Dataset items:
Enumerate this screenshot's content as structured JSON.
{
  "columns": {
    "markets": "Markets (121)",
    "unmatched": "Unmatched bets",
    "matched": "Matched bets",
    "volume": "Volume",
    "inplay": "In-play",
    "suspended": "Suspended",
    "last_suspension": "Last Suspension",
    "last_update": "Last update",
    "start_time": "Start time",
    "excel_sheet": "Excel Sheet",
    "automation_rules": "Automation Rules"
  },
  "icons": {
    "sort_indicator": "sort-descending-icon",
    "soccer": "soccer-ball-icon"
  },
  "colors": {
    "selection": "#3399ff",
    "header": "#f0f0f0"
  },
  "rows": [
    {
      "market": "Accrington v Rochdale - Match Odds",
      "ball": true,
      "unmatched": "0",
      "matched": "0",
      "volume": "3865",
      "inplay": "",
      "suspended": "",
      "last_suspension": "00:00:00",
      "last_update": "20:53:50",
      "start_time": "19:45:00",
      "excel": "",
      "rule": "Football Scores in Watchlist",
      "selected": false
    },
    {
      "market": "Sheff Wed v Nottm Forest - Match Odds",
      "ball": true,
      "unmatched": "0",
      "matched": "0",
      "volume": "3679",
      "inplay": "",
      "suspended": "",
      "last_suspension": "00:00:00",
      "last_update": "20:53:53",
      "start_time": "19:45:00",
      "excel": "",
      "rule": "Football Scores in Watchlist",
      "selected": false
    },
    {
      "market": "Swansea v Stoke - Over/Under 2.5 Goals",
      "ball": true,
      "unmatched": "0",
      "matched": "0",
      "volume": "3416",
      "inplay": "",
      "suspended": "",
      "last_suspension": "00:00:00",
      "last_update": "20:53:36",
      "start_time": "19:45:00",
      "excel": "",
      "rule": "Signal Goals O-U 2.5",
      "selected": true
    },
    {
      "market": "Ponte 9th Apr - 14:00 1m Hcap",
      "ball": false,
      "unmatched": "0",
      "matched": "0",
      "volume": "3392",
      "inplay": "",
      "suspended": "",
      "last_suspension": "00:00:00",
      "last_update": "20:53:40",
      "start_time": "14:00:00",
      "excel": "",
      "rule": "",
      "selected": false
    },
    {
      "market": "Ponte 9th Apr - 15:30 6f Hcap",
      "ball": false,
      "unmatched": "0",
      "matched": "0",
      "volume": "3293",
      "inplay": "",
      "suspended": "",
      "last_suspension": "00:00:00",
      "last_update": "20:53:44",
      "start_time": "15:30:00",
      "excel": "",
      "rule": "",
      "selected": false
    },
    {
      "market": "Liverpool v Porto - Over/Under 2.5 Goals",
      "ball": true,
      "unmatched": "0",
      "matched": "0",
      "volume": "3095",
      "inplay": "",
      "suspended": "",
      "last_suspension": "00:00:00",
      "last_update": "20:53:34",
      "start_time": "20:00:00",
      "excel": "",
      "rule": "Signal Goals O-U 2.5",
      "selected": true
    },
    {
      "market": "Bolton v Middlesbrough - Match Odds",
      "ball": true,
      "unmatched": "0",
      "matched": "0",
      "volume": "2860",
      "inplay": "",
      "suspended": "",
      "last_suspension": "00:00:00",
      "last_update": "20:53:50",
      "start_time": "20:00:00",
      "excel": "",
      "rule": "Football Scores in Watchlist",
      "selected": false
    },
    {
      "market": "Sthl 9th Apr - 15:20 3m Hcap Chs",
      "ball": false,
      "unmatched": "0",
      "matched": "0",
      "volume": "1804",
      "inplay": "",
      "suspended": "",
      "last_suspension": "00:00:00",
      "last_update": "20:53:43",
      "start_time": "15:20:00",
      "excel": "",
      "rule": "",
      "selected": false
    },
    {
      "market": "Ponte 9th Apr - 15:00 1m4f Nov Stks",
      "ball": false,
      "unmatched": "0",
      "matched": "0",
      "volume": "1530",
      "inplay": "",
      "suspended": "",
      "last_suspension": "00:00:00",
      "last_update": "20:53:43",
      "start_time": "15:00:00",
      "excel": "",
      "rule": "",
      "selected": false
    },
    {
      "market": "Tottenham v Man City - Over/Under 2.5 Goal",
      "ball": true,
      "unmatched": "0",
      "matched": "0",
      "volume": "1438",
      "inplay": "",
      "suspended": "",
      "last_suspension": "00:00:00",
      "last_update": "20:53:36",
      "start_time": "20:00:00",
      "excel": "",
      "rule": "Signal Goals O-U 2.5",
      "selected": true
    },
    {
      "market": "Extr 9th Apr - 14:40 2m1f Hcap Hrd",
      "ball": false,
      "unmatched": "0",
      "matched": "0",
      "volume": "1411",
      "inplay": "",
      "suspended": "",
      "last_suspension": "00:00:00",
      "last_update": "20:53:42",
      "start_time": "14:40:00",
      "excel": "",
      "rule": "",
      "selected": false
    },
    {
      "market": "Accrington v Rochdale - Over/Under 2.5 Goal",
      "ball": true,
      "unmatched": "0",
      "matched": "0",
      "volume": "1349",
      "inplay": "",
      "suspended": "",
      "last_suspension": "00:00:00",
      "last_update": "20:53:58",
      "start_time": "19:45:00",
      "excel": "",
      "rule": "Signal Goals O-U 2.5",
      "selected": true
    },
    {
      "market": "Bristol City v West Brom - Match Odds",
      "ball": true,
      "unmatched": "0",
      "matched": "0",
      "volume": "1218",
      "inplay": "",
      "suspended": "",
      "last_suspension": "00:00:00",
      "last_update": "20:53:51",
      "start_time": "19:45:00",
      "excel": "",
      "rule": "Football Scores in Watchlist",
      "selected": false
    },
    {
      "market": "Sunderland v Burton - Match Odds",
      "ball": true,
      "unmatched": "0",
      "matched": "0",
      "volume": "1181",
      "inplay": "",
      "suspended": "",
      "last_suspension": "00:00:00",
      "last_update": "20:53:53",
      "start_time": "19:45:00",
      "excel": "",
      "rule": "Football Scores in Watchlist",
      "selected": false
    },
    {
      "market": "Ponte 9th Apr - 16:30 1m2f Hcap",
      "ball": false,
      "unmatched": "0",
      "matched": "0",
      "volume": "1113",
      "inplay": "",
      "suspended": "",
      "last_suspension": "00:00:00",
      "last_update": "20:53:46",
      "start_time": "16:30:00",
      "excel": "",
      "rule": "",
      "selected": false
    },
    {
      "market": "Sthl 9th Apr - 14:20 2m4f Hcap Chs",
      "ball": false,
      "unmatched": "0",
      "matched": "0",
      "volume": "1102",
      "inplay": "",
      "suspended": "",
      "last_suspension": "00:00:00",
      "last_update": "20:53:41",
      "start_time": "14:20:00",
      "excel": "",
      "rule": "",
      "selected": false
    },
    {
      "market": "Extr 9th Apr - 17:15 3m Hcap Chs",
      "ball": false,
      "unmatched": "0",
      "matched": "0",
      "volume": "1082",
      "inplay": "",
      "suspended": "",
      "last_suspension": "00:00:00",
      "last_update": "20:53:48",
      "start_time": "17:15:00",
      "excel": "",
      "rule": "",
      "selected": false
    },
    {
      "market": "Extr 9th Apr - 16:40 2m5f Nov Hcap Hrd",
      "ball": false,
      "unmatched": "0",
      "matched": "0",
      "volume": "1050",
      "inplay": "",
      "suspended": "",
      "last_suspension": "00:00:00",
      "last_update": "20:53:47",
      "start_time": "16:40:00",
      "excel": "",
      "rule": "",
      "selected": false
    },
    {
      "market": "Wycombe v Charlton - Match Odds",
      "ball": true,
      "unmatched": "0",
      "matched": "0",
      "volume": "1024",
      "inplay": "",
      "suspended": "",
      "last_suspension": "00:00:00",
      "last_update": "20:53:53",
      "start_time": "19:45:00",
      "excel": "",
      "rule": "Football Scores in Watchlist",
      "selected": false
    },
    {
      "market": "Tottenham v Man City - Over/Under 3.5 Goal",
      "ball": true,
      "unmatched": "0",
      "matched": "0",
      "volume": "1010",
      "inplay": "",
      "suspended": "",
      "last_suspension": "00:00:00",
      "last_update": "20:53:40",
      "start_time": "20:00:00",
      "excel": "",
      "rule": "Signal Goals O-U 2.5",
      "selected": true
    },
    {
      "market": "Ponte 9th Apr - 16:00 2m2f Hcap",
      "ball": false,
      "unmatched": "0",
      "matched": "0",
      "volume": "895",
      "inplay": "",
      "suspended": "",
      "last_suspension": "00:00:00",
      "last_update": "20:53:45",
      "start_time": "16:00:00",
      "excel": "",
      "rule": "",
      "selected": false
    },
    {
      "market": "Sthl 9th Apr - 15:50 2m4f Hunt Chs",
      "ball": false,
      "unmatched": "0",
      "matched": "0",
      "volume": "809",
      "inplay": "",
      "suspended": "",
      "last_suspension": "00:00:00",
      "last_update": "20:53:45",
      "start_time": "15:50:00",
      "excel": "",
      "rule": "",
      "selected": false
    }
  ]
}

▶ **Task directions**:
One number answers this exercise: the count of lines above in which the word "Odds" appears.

▶ **Response to the task**:
6